  • Eat lower on the food chain.
  • Do not microwave in plastic, use heat-resistant glass or ceramic containers instead of plastic containers or plastic wrap. Minimize plastic wrap’s direct contact with food. In particular, reduce consumption of fatty foods (cheese and meat) packaged in plastic and heat-sealed containers.
  • Drink distilled water.
  • Do not use pesticides (inside, outside, or on pets and kids).
  • Quit smoking.
  • Treat dead batteries as hazardous waste.
  • Wash hands, floors and windowsills frequently.
  • Avoid "super-strength" specialty cleaners.
  • Avoid mercury fillings.
  • If you golf, keep your hands, tees, and golf balls away from your mouth because most golf courses are sprayed intensively.
  • Read labels and call 1-800 numbers for information on product formulations.
  • Write or call local, provincial and federal politicians, asking them to take action to reduce hormone- disrupting chemicals in our environment. or at


LINKS to Pollution Sites
American Lung Association: Air Quality
Beyond Pesticides
Basel Action Network
Environmental Defense Scorecard
Environmental Protection Agency: Air Pollution
Environmental working Group
EPA Office of Prevention, Pesticides and Toxic Substances
International Biodegradable Products
Introduction to Hormone Disrupting Chemicals
National Pollution Prevention Roundtable
National Resources Defense Council: Air Pollution
Nonpoint Education for Municipal Officials (NEMO)
Our Stolen Future
Rachel's Environment & Health Weekly Web site:
Right-to Know Network
Sierra Club Clean Air Program
World News Network-
WWF Global Toxics Initiative

Children's Environmental Health
Raising Healthy Children in a Toxic World: 101 Smart Solutions for Every Family by Philip J. Landrigan, M.D., Herbert L. Needleman, M.D. and Mary Landrigan, M.P.A. (Rodale, 2001)
Beyond Pesticide/National Coalition Against the Misuse of Pesticides,
Center for Health and Environmental Justice
Children's Environmental Health Network
Children's Health Environmental Coalition
Healthy Schools Network, Inc.,
National Environmental Trust ,
Our Stolen Future
Pesticides Action Network North America

Center for a New American Dream
Environmental Home Center
Good Stuff? A Behind-the-Scenes Guide to the Things We Buy .
The Green Guide
Seventh Generation

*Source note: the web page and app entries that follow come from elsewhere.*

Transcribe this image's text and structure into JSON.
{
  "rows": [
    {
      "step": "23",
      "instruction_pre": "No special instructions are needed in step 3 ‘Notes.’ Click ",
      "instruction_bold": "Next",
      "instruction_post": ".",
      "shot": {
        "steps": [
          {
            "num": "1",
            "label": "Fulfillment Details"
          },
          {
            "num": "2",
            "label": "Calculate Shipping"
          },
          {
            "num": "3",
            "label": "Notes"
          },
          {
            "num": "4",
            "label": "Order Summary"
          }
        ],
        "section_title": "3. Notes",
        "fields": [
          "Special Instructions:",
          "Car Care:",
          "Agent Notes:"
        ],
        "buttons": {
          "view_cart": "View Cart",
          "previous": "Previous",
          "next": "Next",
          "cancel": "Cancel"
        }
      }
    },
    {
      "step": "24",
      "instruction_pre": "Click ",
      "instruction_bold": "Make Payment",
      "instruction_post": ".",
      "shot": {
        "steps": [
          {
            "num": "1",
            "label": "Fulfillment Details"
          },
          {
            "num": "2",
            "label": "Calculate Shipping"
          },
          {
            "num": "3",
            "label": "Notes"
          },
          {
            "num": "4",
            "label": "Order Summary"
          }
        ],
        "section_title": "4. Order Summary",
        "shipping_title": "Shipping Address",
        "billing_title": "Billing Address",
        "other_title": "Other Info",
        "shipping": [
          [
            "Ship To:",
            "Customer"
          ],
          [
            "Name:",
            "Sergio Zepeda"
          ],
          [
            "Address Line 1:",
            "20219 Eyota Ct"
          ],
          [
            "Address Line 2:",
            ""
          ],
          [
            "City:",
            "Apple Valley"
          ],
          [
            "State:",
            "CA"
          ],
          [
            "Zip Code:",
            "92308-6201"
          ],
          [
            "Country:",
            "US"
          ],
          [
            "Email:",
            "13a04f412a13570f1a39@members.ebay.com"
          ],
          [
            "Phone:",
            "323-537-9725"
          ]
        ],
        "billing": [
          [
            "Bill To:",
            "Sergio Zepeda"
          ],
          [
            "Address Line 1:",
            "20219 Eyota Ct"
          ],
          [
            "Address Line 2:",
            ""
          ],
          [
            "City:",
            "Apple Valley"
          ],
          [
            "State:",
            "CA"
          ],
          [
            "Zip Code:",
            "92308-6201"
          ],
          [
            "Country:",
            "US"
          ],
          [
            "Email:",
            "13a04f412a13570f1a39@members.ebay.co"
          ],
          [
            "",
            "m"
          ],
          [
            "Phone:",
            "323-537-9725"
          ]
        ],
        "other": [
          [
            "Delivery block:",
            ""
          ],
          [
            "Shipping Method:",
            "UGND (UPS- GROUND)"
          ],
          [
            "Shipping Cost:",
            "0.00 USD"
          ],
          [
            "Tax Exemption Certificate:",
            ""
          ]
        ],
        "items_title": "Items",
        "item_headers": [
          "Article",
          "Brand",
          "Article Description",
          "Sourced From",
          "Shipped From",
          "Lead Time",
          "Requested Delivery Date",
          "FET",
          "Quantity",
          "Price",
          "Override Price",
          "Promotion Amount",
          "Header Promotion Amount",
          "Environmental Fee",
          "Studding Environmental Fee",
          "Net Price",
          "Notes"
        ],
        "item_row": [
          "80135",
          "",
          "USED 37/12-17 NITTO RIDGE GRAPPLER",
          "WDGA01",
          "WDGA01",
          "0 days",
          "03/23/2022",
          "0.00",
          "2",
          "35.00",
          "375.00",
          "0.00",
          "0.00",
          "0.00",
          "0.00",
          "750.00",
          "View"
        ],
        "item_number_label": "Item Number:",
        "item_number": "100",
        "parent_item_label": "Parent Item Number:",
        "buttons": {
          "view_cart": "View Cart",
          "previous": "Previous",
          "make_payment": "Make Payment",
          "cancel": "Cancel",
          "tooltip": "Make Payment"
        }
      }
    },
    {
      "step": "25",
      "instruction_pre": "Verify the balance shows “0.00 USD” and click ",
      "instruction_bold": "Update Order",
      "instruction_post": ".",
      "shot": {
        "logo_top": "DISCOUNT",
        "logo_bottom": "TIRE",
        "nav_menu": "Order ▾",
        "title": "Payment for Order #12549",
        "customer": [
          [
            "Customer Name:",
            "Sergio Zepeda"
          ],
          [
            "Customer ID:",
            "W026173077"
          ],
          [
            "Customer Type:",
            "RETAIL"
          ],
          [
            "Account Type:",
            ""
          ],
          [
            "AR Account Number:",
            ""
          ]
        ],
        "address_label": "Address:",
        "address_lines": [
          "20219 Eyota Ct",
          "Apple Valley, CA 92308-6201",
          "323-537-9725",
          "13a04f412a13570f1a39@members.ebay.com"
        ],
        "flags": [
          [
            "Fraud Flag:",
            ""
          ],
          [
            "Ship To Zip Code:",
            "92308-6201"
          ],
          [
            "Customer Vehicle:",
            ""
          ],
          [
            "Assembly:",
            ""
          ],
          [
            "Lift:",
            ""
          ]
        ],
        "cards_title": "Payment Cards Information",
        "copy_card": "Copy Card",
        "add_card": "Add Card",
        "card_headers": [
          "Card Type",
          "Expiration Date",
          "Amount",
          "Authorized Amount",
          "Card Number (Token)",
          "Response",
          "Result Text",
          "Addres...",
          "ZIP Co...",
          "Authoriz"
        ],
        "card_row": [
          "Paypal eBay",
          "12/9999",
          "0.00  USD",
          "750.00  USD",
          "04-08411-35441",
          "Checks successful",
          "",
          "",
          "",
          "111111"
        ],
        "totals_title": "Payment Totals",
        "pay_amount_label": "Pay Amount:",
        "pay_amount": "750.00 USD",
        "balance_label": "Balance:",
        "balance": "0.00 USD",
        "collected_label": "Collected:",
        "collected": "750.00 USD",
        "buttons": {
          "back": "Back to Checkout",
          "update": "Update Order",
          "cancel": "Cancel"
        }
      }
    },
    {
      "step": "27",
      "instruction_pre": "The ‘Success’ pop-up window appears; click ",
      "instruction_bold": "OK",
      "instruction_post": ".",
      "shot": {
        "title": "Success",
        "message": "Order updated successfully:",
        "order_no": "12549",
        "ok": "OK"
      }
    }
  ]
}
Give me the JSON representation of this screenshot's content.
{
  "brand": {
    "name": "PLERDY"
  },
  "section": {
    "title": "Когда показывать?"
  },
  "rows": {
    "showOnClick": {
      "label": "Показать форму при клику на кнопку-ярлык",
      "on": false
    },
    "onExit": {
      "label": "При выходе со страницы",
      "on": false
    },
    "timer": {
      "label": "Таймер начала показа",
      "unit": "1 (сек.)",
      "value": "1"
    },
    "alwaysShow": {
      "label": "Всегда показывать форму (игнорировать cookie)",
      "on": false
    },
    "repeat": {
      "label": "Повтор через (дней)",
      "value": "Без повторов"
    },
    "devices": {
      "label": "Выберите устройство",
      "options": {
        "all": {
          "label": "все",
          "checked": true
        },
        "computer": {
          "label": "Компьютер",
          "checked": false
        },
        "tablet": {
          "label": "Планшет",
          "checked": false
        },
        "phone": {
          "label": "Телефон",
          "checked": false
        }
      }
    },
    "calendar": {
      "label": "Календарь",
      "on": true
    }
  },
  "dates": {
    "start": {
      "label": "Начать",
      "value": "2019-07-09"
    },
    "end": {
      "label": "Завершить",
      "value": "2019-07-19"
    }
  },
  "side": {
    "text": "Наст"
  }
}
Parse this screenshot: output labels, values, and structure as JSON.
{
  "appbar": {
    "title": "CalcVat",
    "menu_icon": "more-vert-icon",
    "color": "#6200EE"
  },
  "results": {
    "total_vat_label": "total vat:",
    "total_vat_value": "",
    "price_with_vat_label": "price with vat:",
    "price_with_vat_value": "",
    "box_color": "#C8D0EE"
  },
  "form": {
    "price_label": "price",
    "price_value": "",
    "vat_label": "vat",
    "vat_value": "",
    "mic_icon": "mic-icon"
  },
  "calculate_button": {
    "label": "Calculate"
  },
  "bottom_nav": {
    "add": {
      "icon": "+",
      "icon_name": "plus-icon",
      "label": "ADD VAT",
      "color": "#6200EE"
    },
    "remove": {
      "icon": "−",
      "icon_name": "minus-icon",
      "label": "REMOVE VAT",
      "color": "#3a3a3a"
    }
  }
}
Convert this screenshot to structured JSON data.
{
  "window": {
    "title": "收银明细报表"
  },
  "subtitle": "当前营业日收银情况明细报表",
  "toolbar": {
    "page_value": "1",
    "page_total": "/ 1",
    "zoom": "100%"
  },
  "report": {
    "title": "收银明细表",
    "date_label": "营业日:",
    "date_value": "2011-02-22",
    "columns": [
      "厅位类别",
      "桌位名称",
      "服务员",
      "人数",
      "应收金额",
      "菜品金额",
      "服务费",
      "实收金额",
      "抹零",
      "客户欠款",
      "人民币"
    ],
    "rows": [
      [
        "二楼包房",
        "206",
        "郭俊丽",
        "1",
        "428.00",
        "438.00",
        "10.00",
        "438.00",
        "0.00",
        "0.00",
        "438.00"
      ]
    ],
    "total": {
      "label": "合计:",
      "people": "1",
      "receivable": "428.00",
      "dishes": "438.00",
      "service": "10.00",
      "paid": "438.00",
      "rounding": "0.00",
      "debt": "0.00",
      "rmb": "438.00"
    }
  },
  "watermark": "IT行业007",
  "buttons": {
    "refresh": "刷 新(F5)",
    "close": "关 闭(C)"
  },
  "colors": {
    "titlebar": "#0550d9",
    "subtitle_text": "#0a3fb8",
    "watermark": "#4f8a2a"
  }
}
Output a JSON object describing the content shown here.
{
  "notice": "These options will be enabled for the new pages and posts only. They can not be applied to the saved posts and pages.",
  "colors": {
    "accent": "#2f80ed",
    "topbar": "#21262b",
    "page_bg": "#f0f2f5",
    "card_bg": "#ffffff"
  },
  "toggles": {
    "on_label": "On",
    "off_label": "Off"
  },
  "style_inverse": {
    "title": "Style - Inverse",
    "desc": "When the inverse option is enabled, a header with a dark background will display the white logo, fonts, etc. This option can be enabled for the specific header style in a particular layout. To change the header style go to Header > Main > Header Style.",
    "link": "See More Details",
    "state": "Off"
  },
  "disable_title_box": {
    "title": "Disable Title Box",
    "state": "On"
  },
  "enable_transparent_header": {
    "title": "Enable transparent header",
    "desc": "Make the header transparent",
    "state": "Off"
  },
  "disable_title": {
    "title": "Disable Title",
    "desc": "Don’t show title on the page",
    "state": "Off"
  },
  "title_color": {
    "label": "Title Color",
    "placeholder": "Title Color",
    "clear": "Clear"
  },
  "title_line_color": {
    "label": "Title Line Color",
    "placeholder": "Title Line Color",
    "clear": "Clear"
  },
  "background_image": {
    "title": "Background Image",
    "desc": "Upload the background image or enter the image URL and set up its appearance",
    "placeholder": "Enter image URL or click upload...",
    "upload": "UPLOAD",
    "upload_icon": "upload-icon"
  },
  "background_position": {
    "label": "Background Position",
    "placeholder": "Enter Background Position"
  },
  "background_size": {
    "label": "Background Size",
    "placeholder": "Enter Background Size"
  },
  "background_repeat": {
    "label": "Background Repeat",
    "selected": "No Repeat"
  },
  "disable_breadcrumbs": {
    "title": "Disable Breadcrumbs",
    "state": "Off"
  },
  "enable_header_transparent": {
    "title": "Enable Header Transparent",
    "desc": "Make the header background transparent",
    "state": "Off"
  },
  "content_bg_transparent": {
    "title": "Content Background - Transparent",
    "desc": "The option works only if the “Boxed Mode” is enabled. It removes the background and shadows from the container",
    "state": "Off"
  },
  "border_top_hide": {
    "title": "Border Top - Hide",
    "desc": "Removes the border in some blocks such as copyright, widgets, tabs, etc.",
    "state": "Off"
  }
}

From Genetic Engineering at a Historic Crossroads:
Sierra Club Genetic Engineering Committee Report April 2000; revised March 2001
See HAZ-ED - This is Superfund: A Citizen's Guide to EPA's Superfund Program
Alternatives to Economic Globalization, John Cavanagh and Jerry Mander, 76
Alternatives 77